For this thesis I wanted to find out how a BMX sized bike frame can be designed and manufactured to make it as robust as possible. The following leading question was chosen: How can a BMX sized bike frame capable of withstanding 65 kg of mass be 3D printed at home?


Since consumer 3D printers are too small to print the parts for the frame, I had to build my own large form factor 3D printer. A printer with approximately 1 m2 of print area was required. For this I adapted The MPCNC LowRider2 CNC, which itself is already a mostly 3d printed DIY CNC. I added a new mainboard and firmware, special closed-loop steppers as well as a hot end optimized for fast strong printing rather than high detail printing. For the CAD and the topology optimization Fusion 360 and its generative design suite were chosen, and preliminary material tests were run to select the optimum filament. The frame was optimized with Fusion 360’s generative design based on user defined forces (load cases) and key features. Prior to printing, the computer-generated shapes were eventually modified to reduce overhangs and improve printability.


The printed frame featured an optimized geometry, was light weight, had a customized size to my requirements and supported my body weight of 65 Kg. Approximately 2.3 kg of filament were used to print the frame parts, which took a total of 56 hours. The frame fully supports the rider’s weight of approximately 65 kg without deforming. While riding, when lateral forces are applied to the seat for example by shifting the body weight off-centre, a sideways lateral flexion of the frame was noticeable, which resulted in a slight instability.


Even though the frame was a bit weak when dealing with the lateral forces on the seat, it was still rigid enough to be ridable. The high lateral flexibility is in part because PLA, the plastic it has been printed out of, is like almost all plastics inherently softer and weaker than aluminium or steel. In addition, the frame design was computer generated using parameters and static load cases focussing mainly on the forces of sitting on the bike rather than riding the bike. When riding, the shifting of the body weight and other forces severely flex the frame in every axis. The geometry generated by the computer however, being optimized, is only strong with regards to the loads that the frame has been generated with.

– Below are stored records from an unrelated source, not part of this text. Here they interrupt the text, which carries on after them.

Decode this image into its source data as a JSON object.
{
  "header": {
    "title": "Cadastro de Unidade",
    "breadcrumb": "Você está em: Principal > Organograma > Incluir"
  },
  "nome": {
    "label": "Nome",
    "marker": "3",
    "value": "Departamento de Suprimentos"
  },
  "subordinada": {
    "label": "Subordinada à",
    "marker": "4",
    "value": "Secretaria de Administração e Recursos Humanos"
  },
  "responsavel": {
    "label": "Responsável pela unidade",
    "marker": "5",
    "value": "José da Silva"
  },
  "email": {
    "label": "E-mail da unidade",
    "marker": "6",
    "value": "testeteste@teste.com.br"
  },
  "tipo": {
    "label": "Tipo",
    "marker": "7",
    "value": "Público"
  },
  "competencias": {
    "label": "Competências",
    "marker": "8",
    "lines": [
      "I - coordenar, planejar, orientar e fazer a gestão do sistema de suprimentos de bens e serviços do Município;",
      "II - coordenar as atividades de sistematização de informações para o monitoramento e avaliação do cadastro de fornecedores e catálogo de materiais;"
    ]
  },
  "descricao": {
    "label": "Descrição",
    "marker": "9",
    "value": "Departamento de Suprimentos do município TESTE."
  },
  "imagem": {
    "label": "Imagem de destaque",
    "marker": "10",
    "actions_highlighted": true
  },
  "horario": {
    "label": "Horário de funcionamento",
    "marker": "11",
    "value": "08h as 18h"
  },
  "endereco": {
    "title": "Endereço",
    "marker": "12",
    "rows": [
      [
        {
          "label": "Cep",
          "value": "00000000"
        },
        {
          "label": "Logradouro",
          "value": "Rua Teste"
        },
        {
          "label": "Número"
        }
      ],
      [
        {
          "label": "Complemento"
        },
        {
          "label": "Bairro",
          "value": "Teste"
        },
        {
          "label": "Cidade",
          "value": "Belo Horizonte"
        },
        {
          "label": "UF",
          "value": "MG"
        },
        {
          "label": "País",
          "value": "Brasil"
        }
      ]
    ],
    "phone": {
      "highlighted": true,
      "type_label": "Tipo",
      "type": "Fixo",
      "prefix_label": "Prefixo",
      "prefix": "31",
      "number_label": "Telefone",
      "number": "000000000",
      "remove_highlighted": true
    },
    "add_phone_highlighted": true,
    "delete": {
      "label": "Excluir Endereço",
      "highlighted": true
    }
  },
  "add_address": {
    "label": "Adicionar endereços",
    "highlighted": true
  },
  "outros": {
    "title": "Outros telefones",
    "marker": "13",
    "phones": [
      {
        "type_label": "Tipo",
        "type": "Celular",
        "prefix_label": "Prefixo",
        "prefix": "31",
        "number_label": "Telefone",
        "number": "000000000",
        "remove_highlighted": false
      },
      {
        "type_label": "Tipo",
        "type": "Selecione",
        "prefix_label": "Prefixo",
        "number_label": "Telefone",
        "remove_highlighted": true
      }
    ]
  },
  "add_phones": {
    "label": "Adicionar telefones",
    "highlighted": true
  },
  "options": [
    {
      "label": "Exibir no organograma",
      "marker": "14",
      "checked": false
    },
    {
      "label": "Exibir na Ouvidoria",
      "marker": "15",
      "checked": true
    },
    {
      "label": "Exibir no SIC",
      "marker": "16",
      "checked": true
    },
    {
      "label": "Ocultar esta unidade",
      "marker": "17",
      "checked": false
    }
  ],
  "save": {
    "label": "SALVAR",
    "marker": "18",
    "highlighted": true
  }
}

Since this frame has been printed with the most broadly available normal filament on a 3D printer at home and was still rigid enough to withstand a rider’s weight of 65 kg, this shows that consumer 3D printed bikes have great potential for improvement. By adding more specific, dynamic load cases, a new frame geometry could be generated which takes into account lateral forces. By using filaments specifically designed for mechanical applications for, example Nylon or Polycarbonate blends, the overall stiffness can be improved significantly. With a slightly better topology and more rigid filaments, the frame should easily be strong enough to be ridable in almost all conditions, while still being fully customizable to the rider in terms of features, size, strength, and weight.



Würdigung durch den Experten

Hanspeter Keel

Die additive Fertigung (3D Druck) ist eine aktuelle Technologie mit grossem Zukunftspotential. Die vorliegende Arbeit von Maximilian Theimer zu diesem Thema hat mich in ihrem Umfang und der Ausarbeitung beeindruckt. Die Forschungsfrage wie weit ein üblicher 3-D-Drucker im Heimgebrauch eingesetzt werden kann, wurde wissenschaftlich behandelt. Der Anwendungsfall mit einem Fahrradrahmen ist originell und zeigt die Grenzen und Möglichkeiten praxisnah. Mit dem Bau einer eigenen Maschine wurde der Innovationsgehalt der Arbeit zusätzlich erhöht. Ich gratuliere zu dieser gelungenen Arbeit.



Sonderpreis Aldo e Cele Daccò – European Union Contest for Young Scientists (EUCYS)




Gymnasium Oberwil
Lehrer: Bernhard Walz